Because God came as flesh in all humility, so too are we reminded to keep humble and serve God and one another. We are never too big or high to help someone in need. And we will never be bigger or higher than the Lord our God. Humility keeps us grounded so that we can see rightly, and in seeing rightly recognize the miracles that God performs in our everyday lives. For there is no reason that flowers should bloom, or that the ocean knows where its limits are, or that you and I should be alive and enjoying our meals; these things that we take for granted are our everyday miracles that we ought to thank God for.

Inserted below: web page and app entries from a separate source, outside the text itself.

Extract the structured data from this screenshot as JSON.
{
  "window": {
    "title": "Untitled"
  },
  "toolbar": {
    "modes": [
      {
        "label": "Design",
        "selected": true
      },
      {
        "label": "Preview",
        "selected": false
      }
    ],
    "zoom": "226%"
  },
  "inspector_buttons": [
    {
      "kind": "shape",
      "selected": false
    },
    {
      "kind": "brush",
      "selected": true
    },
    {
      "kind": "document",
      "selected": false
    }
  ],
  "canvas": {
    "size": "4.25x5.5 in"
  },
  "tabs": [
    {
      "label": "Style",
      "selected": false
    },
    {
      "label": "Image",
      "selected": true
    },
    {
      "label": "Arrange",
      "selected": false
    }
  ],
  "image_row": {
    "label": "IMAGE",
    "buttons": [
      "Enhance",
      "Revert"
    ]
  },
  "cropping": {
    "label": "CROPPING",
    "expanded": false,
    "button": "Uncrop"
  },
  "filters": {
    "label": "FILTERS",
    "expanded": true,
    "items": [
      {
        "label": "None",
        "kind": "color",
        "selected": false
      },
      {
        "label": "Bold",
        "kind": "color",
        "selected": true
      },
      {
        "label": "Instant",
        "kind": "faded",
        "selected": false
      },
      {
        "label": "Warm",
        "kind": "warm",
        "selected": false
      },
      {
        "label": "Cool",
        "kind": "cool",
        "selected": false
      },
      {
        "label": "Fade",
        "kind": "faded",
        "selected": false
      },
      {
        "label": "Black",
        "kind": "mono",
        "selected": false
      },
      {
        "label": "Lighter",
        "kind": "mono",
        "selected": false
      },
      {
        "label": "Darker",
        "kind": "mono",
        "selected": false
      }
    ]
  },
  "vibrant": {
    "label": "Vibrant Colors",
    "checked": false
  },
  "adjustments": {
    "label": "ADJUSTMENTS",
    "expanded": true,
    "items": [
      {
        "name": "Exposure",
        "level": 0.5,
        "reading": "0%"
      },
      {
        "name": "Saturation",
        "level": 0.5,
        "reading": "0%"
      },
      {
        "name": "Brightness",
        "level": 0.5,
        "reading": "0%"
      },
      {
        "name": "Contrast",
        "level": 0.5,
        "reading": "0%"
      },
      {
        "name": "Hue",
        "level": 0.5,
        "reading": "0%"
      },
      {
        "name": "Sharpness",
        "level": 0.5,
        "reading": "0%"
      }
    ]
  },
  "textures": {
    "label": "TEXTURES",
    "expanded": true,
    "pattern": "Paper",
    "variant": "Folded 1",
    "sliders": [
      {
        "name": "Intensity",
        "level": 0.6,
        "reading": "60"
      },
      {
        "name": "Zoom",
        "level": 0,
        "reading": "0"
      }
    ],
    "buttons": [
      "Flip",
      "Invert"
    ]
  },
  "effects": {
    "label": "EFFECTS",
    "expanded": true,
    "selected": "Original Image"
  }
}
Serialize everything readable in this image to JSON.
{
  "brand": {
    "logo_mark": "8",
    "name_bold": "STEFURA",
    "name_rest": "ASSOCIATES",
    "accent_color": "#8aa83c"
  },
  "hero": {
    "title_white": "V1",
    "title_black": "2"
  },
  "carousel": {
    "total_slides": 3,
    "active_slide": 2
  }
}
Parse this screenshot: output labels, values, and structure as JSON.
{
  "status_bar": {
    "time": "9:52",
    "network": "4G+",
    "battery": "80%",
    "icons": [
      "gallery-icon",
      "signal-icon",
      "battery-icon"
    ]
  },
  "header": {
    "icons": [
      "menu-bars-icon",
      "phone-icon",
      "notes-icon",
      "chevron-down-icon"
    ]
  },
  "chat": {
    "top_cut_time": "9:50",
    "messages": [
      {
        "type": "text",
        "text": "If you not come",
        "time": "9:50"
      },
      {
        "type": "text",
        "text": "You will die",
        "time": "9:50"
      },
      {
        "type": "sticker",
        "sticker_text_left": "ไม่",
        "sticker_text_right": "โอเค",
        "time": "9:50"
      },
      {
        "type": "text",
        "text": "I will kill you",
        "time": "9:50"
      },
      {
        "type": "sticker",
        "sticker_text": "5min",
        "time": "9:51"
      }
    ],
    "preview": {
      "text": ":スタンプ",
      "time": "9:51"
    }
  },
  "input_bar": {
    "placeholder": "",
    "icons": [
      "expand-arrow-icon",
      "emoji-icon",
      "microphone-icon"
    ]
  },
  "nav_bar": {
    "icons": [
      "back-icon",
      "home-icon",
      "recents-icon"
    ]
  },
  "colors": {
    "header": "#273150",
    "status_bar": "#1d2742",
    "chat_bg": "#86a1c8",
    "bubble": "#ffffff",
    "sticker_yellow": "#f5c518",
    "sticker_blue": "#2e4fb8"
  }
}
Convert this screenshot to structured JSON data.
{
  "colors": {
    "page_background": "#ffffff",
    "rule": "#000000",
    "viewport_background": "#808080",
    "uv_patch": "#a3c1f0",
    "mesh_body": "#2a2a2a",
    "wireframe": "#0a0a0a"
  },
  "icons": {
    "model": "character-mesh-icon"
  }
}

In looking back at the past six years since my baptism, I have my personal miracles to thank God for, which I would like to share with you all. When I was diagnosed with schizophrenia, I thought that would be the end of me. How wrong I was! As I learned to trust in God, follow His promptings and rest in His love, I found myself growing a sense of rootedness, identity and self-confidence that had not been there before. I found a job and got promoted while at it. I regained old friends whom I had lost touch with, because they were true friends and wanted to see me get better. I found medication that suited me and worked well with my brain chemistry. And of all the miracles God has performed in my life, I am most thankful for Him granting me my husband, who has been healing and loving and good in my life.

Keep growing in God’s wisdom and have faith that your own miracle is around the corner. God bless you all!

(Today’s OXYGEN by Serene Frances Wong)

Prayer – Dear Jesus, help us see You as our own personal miracle – God’s gift to us to redeem us from our sins – and guide us to be strong in faith and knowledge so that we may be gifts to one another. Amen.

Thanksgiving – We give thanks for the gift of nature and for those who love us.